One of the most dangerous risks expectant mothers face as their delivery date approaches is a surprisingly common condition with a little-known name: placental accreta.
In normal childbirth, the placenta that sustains fetal development during pregnancy is delivered shortly after the newborn infant. But sometimes, the placenta becomes so deeply attached to the woman's uterus that it cannot be removed without causing massive, sometimes fatal bleeding. In many cases, the emergency surgery needed to save the mother's life can leave her unable to have any more children.
And yet, many people do not know about placental accreta, even though the number of women diagnosed with it has quadrupled since the 1980s to one in every 272 births. While this increase is associated with a rise in c-section rate, the link remains unclear.
"I had never heard the word accreta until it happened to me, and I barely survived," says Kristen Terlizzi, who founded the California-based National Accreta Foundation in 2017. "A reliable biomarker to detect this would be incredible. And if there ever were a way to proactively treat accreta, that would be enormous."
That distant day may have moved a step closer thanks to a discovery made by scientists at Cincinnati Children's and the University of Cincinnati.
In a study published Aug. 2, 2019, in Science Immunology, co-authors describe a surprising connection between accreta risk and a gene mutation that prevents healthy formation of "natural killer" cells—a type of white blood cell that helps the body fight off cancer tumors and viral infections. Beyond discovering the connection, the team further demonstrated, in mice, that accreta can be stopped in its tracks.
"This is a huge issue for maternal health," says study co-author Helen Jones, Ph.D., an expert in placenta research at Cincinnati Children's. "Currently, the only way to diagnose accreta is to spot it mid-pregnancy on ultrasound, usually after 18 to 20 weeks. Many women never know they have it until they arrive at the hospital for labor and delivery."
If future studies confirm that women facing accreta also have malfunctioning NK cells, it may become possible to prevent over-attachment and reduce the need for fertility-ending hysterectomies, Jones says.
Accidental discovery connects accreta to malfunctioning NK cells

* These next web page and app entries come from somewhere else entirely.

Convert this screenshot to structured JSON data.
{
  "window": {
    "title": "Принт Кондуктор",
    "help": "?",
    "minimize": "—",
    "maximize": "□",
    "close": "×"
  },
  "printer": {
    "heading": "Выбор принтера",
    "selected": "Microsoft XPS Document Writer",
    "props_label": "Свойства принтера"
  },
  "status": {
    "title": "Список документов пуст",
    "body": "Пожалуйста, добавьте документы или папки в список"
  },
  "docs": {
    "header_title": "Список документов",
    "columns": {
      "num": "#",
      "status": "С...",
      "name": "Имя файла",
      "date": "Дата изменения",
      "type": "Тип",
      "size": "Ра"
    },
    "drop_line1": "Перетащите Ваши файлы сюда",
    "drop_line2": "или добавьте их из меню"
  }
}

This new finding traces back to a basic-science project that had been led by Kasper Hoebe, Ph.D., a scientist with Cincinnati Children's Division of Immunobiology who recently left for a new position. His team was searching for gene mutations that can affect NK cells. During this work, Anna Sliz, a graduate student in Hoebe's lab, encountered a problem.

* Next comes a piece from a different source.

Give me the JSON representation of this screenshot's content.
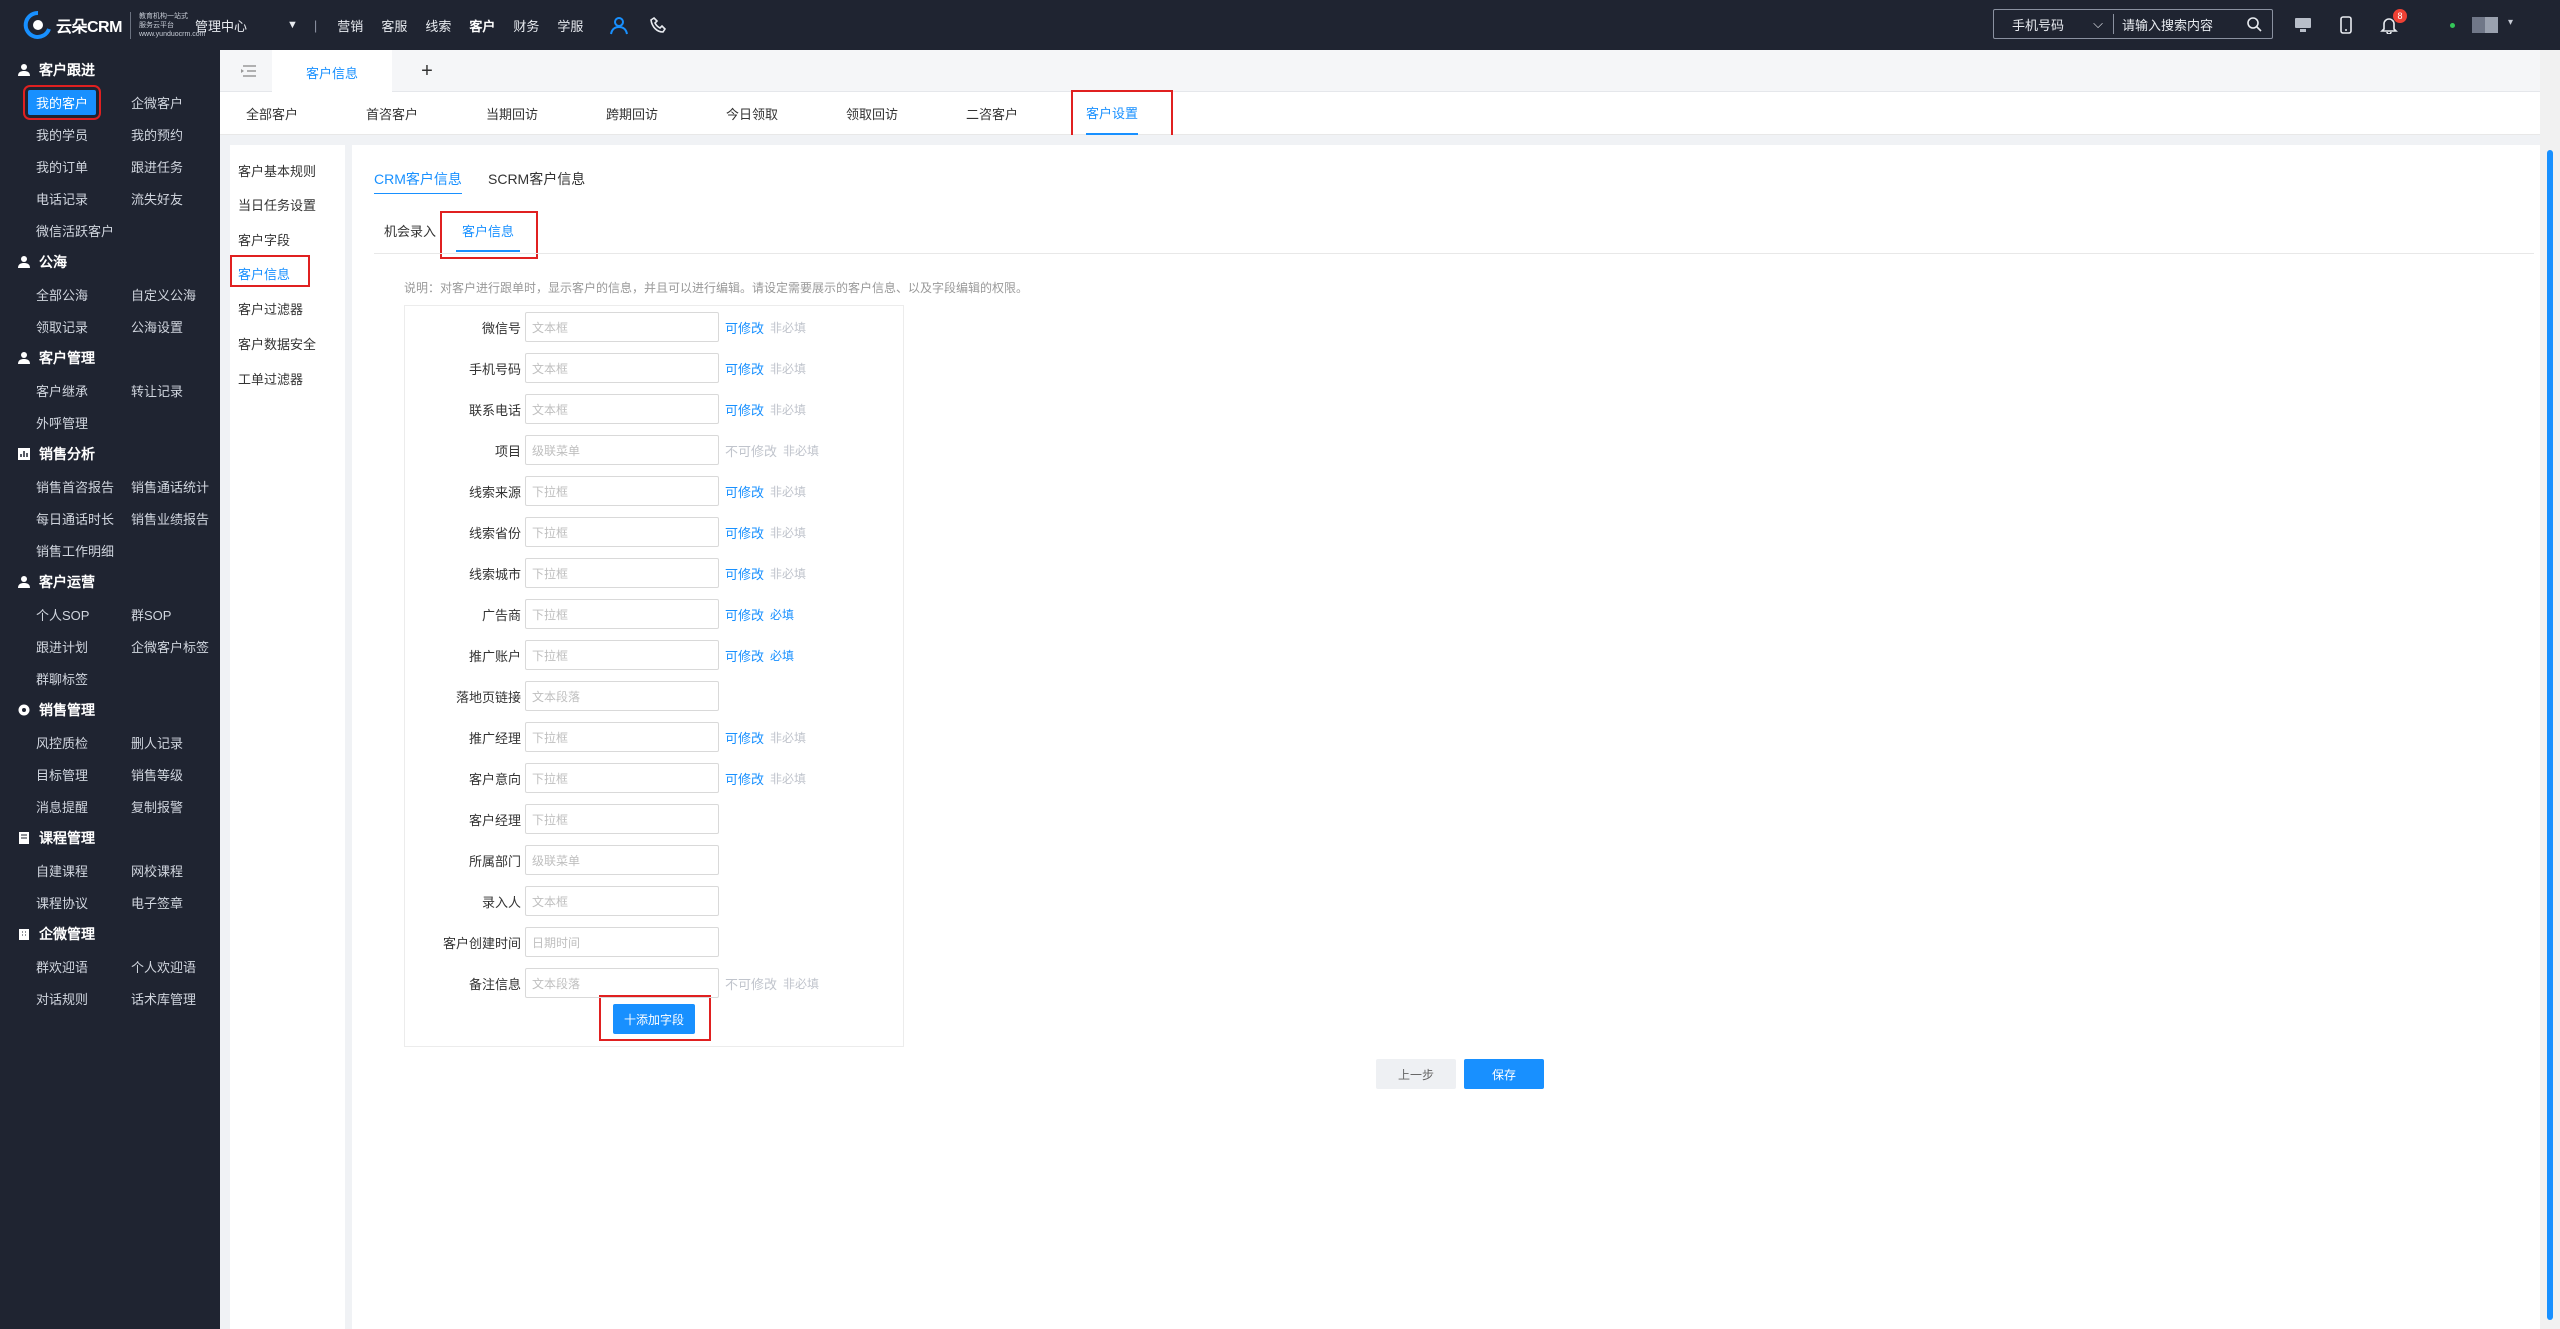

"In one of our colonies, we observed an abnormally high frequency of breeding dams having unsuccessful pregnancies. When I attempted to culture NK cells from these mice, I tended to have a lower yield compared to my wild-type controls," Sliz says.

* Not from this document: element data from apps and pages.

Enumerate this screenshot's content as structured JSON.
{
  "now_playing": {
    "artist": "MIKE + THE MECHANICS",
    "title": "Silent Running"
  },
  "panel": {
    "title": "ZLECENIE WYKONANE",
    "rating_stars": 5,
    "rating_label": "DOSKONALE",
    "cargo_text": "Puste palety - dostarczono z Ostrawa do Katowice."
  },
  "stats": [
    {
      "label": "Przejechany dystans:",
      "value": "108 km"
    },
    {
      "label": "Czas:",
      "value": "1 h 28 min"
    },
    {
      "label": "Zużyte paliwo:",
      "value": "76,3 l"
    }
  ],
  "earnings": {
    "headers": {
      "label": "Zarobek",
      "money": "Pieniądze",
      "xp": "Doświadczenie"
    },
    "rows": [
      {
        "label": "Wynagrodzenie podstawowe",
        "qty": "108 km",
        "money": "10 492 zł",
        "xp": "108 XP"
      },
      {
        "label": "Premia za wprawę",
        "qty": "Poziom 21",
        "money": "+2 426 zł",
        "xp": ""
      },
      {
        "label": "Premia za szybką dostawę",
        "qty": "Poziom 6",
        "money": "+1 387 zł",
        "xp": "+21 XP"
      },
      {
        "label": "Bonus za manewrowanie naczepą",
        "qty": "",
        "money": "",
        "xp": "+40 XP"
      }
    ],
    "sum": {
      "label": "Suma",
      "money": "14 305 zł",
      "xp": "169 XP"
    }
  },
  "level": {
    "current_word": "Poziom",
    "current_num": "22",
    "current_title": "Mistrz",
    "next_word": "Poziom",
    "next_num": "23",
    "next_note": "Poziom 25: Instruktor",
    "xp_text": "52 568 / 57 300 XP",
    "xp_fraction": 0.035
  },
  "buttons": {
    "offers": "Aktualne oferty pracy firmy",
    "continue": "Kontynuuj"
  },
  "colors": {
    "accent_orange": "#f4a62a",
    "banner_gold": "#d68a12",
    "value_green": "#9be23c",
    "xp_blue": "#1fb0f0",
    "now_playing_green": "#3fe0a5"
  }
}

Hoebe and Sliz consulted with Jones, who rapidly recognized that the dams were experiencing retained placentas with significant trophoblast invasion, reflective of human accreta—a condition rarely seen in mice. This prompted a new investigation.
Soon, the collaborators discovered that the mice carried a mutation in a protein called Gab3, which prevented normal NK cell expansion in the uterus. The disrupted NK cells then failed to do an important job: turning off the process that allows the growing embryo to attach to tissues inside the uterus.
This process, called trophoblast invasion, normally continues until about 20 weeks of pregnancy. But for women with accreta, the invasion process continues much longer.
"For normal placental development to occur, the growth of fetal cells must be held in check by NK cells," Hoebe says. "Our studies showed that in the absence of Gab3, NK cell function in the placenta is impaired, leading to an over-invasion of fetal cells into the uterus."
What does this mean for pregnant women?
Much more research must be done before women can be tested to determine if they have malfunctioning NK cells, and if an NK cell transplant would be safe and effective.
NK cells have been transplanted to treat people with certain forms of cancer, but the potential impacts on a pregnancy are not yet known.
"We don't know yet because we still need to investigate this in humans. We are working now on an international collaboration to try to work this out," Jones says.
For now, however, the findings may serve as a reminder to women to be cautious about receiving C-sections. Previous studies have shown that accreta risk rises sharply when women have multiple C-sections, and now these findings may contribute to explaining why that risk rises, Jones says.